This week’s Pioneer History Nugget compliments of Pioneers of Alaska Men’s Igloo No. 4 and Women’s Igloo No. 8:
It is baseball season at last, and today we will share a bit of history regarding the Alaska Goldpanners baseball team. Tom Seaver one of the most famous Major League players ever, played two seasons right here under our Midnight Sun, as a pitcher for the Alaska Goldpanners during the 1964 and 1965 seasons. Here is the exciting story of his first game in Fairbanks that took place on July 19, 1964, and of his pitching career as a member of the Panner team:
Excerpt from the Fairbanks Daily News Miner- May 16, 1966
“Coming to Fairbanks after the season had started (he had put in his summer duty as a Marine Reserve) he lost no time getting into action. After arriving on an afternoon flight he was taken to the Boucher Apartment for a uniform and then to the ballpark. He entered the park just in time to be given a ball and sent to the bullpen to warm up—having time to meet only the player who was to warm him up.
The Panners got deeper in trouble and Seaver was waved in to the mound—and this was when he met, for the first time, his catcher and infield teammates.
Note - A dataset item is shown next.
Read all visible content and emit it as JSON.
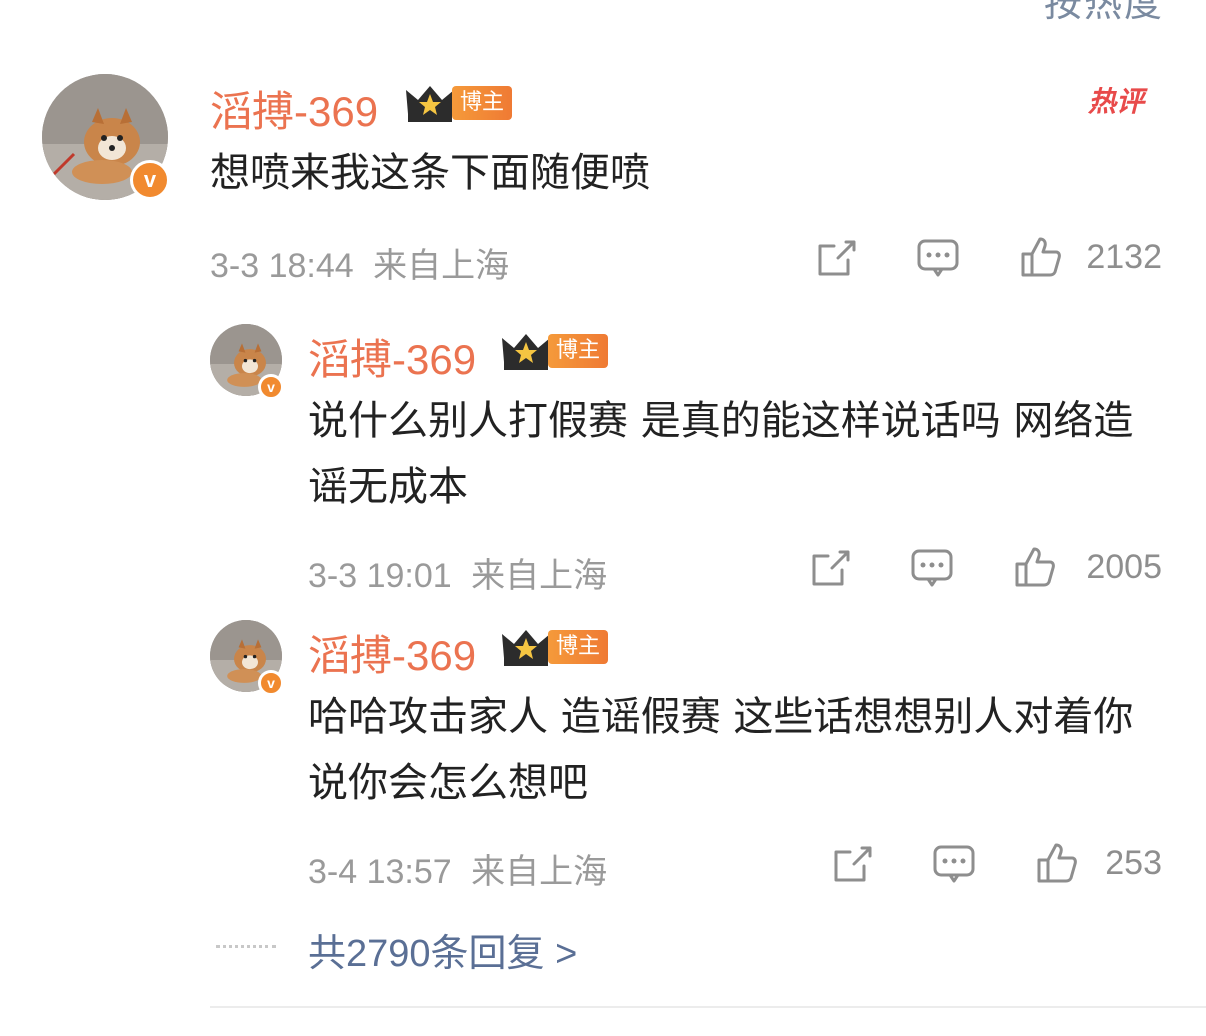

After putting out the fire, Seaver walked to the Panner dugout where he was to finally meet the rest of the Panners.
Seaver’s two seasons with the Panners were both short ones in Fairbanks due to Marine Reserve obligations though he was able to be with the team for both tournaments at Wichita.
In 1964 Seaver made the All-American team selected at the tournament. He appeared in five games, winning two without a loss. This was the season the Panners used two or more pitchers a game, using relief hurlers even when the starter was not in trouble. One of Seaver’s games was a no-hitter he shared with Mike Paul. In 1965 he pitched in two games, winning one and losing one.
In each year, Seaver chalked up the most tournament innings of any of the Panner pitchers and ended up with a 2.25 earned run average in 1964 and a 1.19 average last year—a combined two year average of 1.57.”
Note: Tom went on to play for the New York Mets, Cincinnati Reds, Boston Red Sox and the Chicago White Sox. He is a 2011 inductee to the Baseball Hall of Fame, and to this day there are very few players that have matched is performance on the mound. This History Nugget has been proudly brought to you by Men’s Igloo No. 4 and Women’s Igloo No. 8 of the Pioneers of Alaska, who would like to encourage everyone to go out to the Alaska Goldpanners games this week and be a part of our great baseball history!
Thank you Jim & Jan Plaquet and George Lounsbury for sharing!